Afterward we were made incredibly welcome in her house with bread, cheese, fish and baked beans. It was a privilege to be so invited into their community. very interesting to hear their insights interchanges in their community. As an example the next generation had kept their taste for caribou but lost it for seal. Apparently one has to start early to get a terse for whale/maqtaaq. Clearly and advantage of my getting older is that I need not preserver in trying! Daryl had also constructed a new see-saw for the kids or a 'teeter-totter' as they call it. Just as we were leaving an eagle was spotted pestering the gulls for some fish that had been washed ashore. Impressive sight.
We then found Tuk's only taxi to see a woman carver, Mary-Ann, who lived some way out of town.
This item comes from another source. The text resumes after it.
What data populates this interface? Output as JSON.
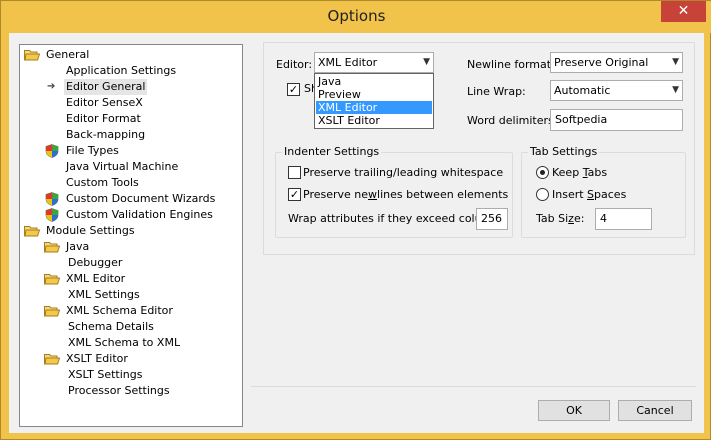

Before getting back on board I managed to get a very brief sniff of internet access and it was lovely to have a chat online with my new fiancee, Liz. She has sent me an email form the captain of the Hanseatic with copies of pictures of Young Larry they took. I also found out in a text that I had lost out to daughter Eleanor in our monthly competition for pinch-punch with mutual sense of humour failures when we lose. Taking advantage of my lack of internet access (and a time-zone delay) isn't playing fair. I would never stoop that low. An important ritual, even though we are both are old enough to know better.
After all this, we were a bit after our intended departure time. We weighed anchor and washed copious quantities of mud off the chain and anchor. We set off through the narrower and shallower western entrance.
Sister Fay and two of the local kids, Marcus and Dominic, came out to the point to wave us off. In order to really lay on a show we chose a nice patch of shallow ground very close to the point to go hard aground on a falling tide!
We were well and truly stuck and it was soon clear that we were not going to be able to motor ourselves off. We launched the dinghy and with some struggle managed to lay a kedge anchor. The aim of this is to put out an anchor in the deep water (actually only metres from our well wishers on the point) and use the anchor winch to pull our bow round and into deep water. This actually worked a treat and we were on our way. Some loss of face but Sister Fay was there to help us afloat. She might have some excellent photographic evidence of our embarrassment but at least we managed to get off under our own steam.
We have just had a clear chat with Peter Semotiuk updating us on the weather forecast, which is currently favourable. We are reaching along beautifully at 7.5 knots.
We are bound for Herschel Island, which we should reach tomorrow afternoon. There is an abandoned community there as apparently a small museum. There is another shallow-water short cut called Workman's Passage. Not sure if we will be brave enough (or daft enough) to try it after today's little escapades!
Local knowledge tells us that we should start being able to see the northern lights (or Aurora Borealis which is a phrase that my speech impediment renders impossible for me to pronounce!) any night now. Apparently the best chances are on a clear, still night-so not tonight with reasonably strong easterly winds.